What is expected: Each entry must appear in the answer exactly as written.

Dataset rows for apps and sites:
((

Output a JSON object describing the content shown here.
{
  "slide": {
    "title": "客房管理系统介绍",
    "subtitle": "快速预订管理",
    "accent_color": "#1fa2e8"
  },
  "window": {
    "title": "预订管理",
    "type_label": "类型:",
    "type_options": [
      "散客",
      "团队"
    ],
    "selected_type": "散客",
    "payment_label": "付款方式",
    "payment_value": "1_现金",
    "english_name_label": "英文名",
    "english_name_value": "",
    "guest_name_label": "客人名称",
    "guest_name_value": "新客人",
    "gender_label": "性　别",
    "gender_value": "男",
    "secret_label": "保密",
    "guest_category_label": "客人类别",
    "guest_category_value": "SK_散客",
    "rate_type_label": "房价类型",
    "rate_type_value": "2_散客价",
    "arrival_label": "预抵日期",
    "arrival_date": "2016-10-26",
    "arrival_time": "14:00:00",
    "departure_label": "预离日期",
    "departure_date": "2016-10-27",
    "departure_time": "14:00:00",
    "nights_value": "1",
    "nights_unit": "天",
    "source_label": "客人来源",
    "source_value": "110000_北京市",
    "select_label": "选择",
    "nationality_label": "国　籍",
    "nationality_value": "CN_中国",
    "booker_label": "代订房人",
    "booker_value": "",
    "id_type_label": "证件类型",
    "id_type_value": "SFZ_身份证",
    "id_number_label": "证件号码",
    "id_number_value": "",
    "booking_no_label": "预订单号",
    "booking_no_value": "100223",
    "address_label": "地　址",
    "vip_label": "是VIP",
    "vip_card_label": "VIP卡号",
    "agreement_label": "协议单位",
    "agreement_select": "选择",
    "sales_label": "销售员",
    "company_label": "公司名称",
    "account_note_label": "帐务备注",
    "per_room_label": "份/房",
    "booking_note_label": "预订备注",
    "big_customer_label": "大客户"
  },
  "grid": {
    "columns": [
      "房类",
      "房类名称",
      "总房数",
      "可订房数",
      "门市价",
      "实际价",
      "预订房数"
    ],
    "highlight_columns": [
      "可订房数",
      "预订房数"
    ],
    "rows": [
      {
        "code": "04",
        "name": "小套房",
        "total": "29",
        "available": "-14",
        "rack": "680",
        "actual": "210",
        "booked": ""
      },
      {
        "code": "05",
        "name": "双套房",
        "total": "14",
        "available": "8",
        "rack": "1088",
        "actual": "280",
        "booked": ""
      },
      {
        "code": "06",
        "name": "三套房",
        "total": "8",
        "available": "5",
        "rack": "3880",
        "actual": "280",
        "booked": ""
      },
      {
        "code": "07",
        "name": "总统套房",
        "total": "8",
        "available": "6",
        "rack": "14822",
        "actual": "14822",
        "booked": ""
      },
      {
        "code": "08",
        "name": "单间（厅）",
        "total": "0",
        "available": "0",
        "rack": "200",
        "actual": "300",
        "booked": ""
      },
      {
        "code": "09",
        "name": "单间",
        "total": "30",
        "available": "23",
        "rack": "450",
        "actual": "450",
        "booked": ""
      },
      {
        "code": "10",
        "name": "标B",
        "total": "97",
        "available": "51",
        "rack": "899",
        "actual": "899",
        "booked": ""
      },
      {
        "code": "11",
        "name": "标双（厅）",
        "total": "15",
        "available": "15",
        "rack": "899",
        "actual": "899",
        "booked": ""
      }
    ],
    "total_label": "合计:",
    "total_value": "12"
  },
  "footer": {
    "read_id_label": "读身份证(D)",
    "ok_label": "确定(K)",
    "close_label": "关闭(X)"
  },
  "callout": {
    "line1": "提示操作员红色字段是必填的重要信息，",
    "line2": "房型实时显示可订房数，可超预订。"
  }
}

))

Answer section:
Output a JSON object describing the content shown here.
{
  "slide": {
    "title": "客房管理系统介绍",
    "subtitle": "快速预订管理",
    "accent_color": "#1fa2e8"
  },
  "window": {
    "title": "预订管理",
    "type_label": "类型:",
    "type_options": [
      "散客",
      "团队"
    ],
    "selected_type": "散客",
    "payment_label": "付款方式",
    "payment_value": "1_现金",
    "english_name_label": "英文名",
    "english_name_value": "",
    "guest_name_label": "客人名称",
    "guest_name_value": "新客人",
    "gender_label": "性　别",
    "gender_value": "男",
    "secret_label": "保密",
    "guest_category_label": "客人类别",
    "guest_category_value": "SK_散客",
    "rate_type_label": "房价类型",
    "rate_type_value": "2_散客价",
    "arrival_label": "预抵日期",
    "arrival_date": "2016-10-26",
    "arrival_time": "14:00:00",
    "departure_label": "预离日期",
    "departure_date": "2016-10-27",
    "departure_time": "14:00:00",
    "nights_value": "1",
    "nights_unit": "天",
    "source_label": "客人来源",
    "source_value": "110000_北京市",
    "select_label": "选择",
    "nationality_label": "国　籍",
    "nationality_value": "CN_中国",
    "booker_label": "代订房人",
    "booker_value": "",
    "id_type_label": "证件类型",
    "id_type_value": "SFZ_身份证",
    "id_number_label": "证件号码",
    "id_number_value": "",
    "booking_no_label": "预订单号",
    "booking_no_value": "100223",
    "address_label": "地　址",
    "vip_label": "是VIP",
    "vip_card_label": "VIP卡号",
    "agreement_label": "协议单位",
    "agreement_select": "选择",
    "sales_label": "销售员",
    "company_label": "公司名称",
    "account_note_label": "帐务备注",
    "per_room_label": "份/房",
    "booking_note_label": "预订备注",
    "big_customer_label": "大客户"
  },
  "grid": {
    "columns": [
      "房类",
      "房类名称",
      "总房数",
      "可订房数",
      "门市价",
      "实际价",
      "预订房数"
    ],
    "highlight_columns": [
      "可订房数",
      "预订房数"
    ],
    "rows": [
      {
        "code": "04",
        "name": "小套房",
        "total": "29",
        "available": "-14",
        "rack": "680",
        "actual": "210",
        "booked": ""
      },
      {
        "code": "05",
        "name": "双套房",
        "total": "14",
        "available": "8",
        "rack": "1088",
        "actual": "280",
        "booked": ""
      },
      {
        "code": "06",
        "name": "三套房",
        "total": "8",
        "available": "5",
        "rack": "3880",
        "actual": "280",
        "booked": ""
      },
      {
        "code": "07",
        "name": "总统套房",
        "total": "8",
        "available": "6",
        "rack": "14822",
        "actual": "14822",
        "booked": ""
      },
      {
        "code": "08",
        "name": "单间（厅）",
        "total": "0",
        "available": "0",
        "rack": "200",
        "actual": "300",
        "booked": ""
      },
      {
        "code": "09",
        "name": "单间",
        "total": "30",
        "available": "23",
        "rack": "450",
        "actual": "450",
        "booked": ""
      },
      {
        "code": "10",
        "name": "标B",
        "total": "97",
        "available": "51",
        "rack": "899",
        "actual": "899",
        "booked": ""
      },
      {
        "code": "11",
        "name": "标双（厅）",
        "total": "15",
        "available": "15",
        "rack": "899",
        "actual": "899",
        "booked": ""
      }
    ],
    "total_label": "合计:",
    "total_value": "12"
  },
  "footer": {
    "read_id_label": "读身份证(D)",
    "ok_label": "确定(K)",
    "close_label": "关闭(X)"
  },
  "callout": {
    "line1": "提示操作员红色字段是必填的重要信息，",
    "line2": "房型实时显示可订房数，可超预订。"
  }
}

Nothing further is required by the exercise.